The report said most multi-national companies are very optimistic about investment in Asia-Pacific areas. Almost three-fifth of the companies being surveyed believed that FDI in Asia will increased in the near future, and China is the most competitive destination for international investments in Asia and even the whole world.
By Liu Shinan
Nobody had expected a miracle to happen when the US Department of Commerce held the public hearing on China's market economy status (MES) on June 3.
Although they were given the chance to reply in defence of China's stance, the Chinese representatives at the hearing were fully aware what the result would be.
The Americans had prepared a frame for their Chinese counterparts to act within. That was the six criteria it had set for a MES. The Chinese knew they could not do anything within that frame to win the dispute.
And sure enough, all American participants at the hearing spoke against recognizing China as a market economy.
Some of our nationals may feel indignant at the fact that the United States have even given Russia the status although China began the drive to give up the central planning system and transit to the market economy mechanism much earlier than Russia.
"We have practiced economic reforms for 26 years. How come we are still not a market economy?"
These people are only too naive, to say the least. It is merely wishful thinking that Americans would take you as a bird of their feather simply because you have practiced market economy. There is always some political shadow in the minds of some Americans whenever China is concerned.

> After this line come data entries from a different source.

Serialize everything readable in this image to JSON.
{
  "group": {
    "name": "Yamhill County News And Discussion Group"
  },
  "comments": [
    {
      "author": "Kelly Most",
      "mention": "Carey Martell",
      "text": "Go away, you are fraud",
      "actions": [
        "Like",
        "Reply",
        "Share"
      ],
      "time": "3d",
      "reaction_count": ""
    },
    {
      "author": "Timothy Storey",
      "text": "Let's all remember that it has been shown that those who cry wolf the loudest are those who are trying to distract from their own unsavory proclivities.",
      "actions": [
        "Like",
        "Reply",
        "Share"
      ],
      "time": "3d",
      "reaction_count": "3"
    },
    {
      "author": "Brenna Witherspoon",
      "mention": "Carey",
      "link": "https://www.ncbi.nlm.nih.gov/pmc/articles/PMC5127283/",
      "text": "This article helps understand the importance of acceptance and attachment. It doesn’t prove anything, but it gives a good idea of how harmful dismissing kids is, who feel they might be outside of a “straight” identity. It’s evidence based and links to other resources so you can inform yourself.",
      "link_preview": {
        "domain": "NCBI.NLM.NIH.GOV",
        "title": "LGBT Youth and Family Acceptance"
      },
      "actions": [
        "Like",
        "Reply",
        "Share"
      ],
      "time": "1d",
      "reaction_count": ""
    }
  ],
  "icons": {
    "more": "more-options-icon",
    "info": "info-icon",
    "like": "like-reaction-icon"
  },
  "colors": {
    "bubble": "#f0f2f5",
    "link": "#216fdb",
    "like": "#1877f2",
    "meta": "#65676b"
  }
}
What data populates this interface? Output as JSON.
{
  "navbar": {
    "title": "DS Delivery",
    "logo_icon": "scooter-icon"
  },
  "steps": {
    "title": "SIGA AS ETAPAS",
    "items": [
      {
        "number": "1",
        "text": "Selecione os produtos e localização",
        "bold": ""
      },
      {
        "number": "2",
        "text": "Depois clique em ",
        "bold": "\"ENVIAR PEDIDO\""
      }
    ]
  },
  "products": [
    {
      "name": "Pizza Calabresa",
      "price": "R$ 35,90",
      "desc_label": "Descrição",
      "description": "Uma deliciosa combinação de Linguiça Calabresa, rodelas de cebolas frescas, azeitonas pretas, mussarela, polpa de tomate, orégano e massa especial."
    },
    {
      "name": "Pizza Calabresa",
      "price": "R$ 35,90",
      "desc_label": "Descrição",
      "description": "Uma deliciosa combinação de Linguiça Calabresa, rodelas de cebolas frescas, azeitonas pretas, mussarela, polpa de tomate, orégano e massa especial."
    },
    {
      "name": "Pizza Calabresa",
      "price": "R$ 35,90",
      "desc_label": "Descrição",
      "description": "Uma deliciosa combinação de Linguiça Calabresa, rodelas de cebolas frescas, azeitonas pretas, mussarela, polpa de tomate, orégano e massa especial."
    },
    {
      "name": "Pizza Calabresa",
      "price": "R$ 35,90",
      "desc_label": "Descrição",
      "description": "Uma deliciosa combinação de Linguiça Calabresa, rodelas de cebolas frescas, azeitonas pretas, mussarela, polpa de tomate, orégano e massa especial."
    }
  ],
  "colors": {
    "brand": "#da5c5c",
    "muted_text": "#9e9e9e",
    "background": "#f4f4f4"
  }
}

Americans certainly can stick to their own criteria, just as Singapore, Malaysia and New Zealand had done with their criteria when they recognized China's status as a market economy.
You cannot comment on another country's criteria as to whether they are reasonable or not. What kind of a stance the country would like to take in its relationship with other countries is its own business. There is nothing to complain about; you have to learn about its ways, unless you do not want to deal with it at all.
However, if you think you can win its favour by following its standards to the letter, you are again too naive.
Some of the criteria required by the Americans are not yet completely met by even some developed countries, let alone by those the United States recognized in recent years. Criterion is one thing; how to implement it is another thing.
Frankly speaking, since China accepted the condition, at its entry of the World Trade Organization in 2001, that other WTO members can regard it as a non-market economy in the following 15 years, why should the United States be so eager to grant China a MES and hence abstain the advantages the status issue gives to it in its trade frictions with China?
The US Department of Commerce's ruling last month on what it called "dumping" of products by Chinese TV manufacturers was based on the evaluation of the production cost by using references in a surrogate country as a result of China's non-market economy status.
Ironically, most of these Chinese TV manufacturers benefited from market competition in the past decade or so to grow into China's top TV makers. And they succeeded in entering the American market without any support from the Chinese Government.
In fact, the Americans are not pedants who are too particular about rules. The criteria for MES could be best bargaining counters the US trade officials have in negotiations with their Chinese counterparts to persuade China to open its market wider to American products.